The One Dollar PhD
A PhD requires about 10,000 hours of work: reading, group instruction, research. An HDTV channel requires up to 14 Mb/s of compressed information. If the data flow to ten students averages HDTV rates for 40% of the time, the total data per student is 3600 x 10K * 14M * 0.40 / 10 = 2E13 bits.
An 8000 satellite, 40kg server sky array might cost $1M; $760,000 to manufacture and $240,000 to launch (WAG). It might transmit 100 Gb/s of information by superposition of many packets to multiple ground stations. If the service life of the array is 6 years, 200 million seconds, it can ship 1E11*2E8 = 2E19 bits. 2E13 bits per dollar.
So the information cost per student is a dollar. Of course, the information must be created, programs prepared for pacing each student, some human evaluation, etc. However, a tiered school system built around group collaboration, with older students teaching younger, and students completing the process programming the system for those that come after, might complete the information flow; after all, schools are a monetized/debt version of this, as all faculty in tuition schools are former students of some previous school.

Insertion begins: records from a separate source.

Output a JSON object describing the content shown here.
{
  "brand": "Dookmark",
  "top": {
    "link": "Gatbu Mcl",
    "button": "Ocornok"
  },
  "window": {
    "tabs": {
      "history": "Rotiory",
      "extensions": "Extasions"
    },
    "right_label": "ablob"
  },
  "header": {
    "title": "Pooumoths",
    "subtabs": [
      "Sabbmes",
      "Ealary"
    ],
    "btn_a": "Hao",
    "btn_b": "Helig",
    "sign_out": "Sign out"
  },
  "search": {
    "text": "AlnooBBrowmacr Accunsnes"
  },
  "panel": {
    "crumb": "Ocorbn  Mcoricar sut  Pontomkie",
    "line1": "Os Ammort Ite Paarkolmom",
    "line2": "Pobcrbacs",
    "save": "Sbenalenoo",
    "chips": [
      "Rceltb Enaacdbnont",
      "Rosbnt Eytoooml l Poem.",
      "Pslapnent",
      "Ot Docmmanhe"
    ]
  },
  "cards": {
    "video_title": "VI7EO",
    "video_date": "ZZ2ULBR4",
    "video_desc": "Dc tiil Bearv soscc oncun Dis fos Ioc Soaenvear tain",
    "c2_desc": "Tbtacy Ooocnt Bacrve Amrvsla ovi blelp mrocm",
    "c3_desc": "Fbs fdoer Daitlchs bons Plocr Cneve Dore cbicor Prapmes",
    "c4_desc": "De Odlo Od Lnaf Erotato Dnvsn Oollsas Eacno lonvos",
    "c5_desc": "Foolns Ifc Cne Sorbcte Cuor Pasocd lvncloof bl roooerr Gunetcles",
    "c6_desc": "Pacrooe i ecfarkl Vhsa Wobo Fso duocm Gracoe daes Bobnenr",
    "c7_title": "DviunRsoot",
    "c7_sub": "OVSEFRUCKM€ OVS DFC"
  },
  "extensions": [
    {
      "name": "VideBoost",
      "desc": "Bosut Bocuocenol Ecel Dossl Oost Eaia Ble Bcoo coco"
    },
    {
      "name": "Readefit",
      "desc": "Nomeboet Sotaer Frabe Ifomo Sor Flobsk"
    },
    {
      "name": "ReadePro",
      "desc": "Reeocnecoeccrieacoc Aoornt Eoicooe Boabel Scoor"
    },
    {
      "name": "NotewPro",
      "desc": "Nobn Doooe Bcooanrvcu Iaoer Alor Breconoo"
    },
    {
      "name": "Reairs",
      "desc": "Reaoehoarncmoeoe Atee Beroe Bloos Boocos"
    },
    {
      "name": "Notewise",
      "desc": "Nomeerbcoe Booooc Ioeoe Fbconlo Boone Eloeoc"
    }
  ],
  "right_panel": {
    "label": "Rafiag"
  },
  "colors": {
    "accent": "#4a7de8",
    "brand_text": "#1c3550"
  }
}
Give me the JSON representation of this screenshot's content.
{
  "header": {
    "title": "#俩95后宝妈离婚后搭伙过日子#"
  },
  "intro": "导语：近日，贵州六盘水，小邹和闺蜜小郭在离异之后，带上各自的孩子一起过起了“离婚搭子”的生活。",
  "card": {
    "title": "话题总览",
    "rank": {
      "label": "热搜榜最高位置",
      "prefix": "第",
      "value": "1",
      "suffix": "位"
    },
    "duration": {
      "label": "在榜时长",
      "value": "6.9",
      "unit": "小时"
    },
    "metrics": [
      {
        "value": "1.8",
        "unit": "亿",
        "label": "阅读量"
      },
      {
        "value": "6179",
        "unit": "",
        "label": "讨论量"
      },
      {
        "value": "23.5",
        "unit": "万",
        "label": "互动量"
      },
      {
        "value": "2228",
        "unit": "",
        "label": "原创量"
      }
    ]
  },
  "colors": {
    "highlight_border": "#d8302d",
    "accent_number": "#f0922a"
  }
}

In "Development as Freedom", Amartya Sen shares the example of Kerala state in India, where the people are poor in monetary income, while literacy and health are much higher than the (low) Indian average. Dr. Sen explains that where wages are low, the cost of living can also be low, so that teachers and medical professionals can offer their services much cheaper than in other places and still live well. With effective "education multipliers" such as programmed instruction delivered from Server Sky, a region like Kerala may be able to educate itself to a very high level by exponentially expanding its professional community, perhaps one day becoming very wealthy teaching the rest of the developing world.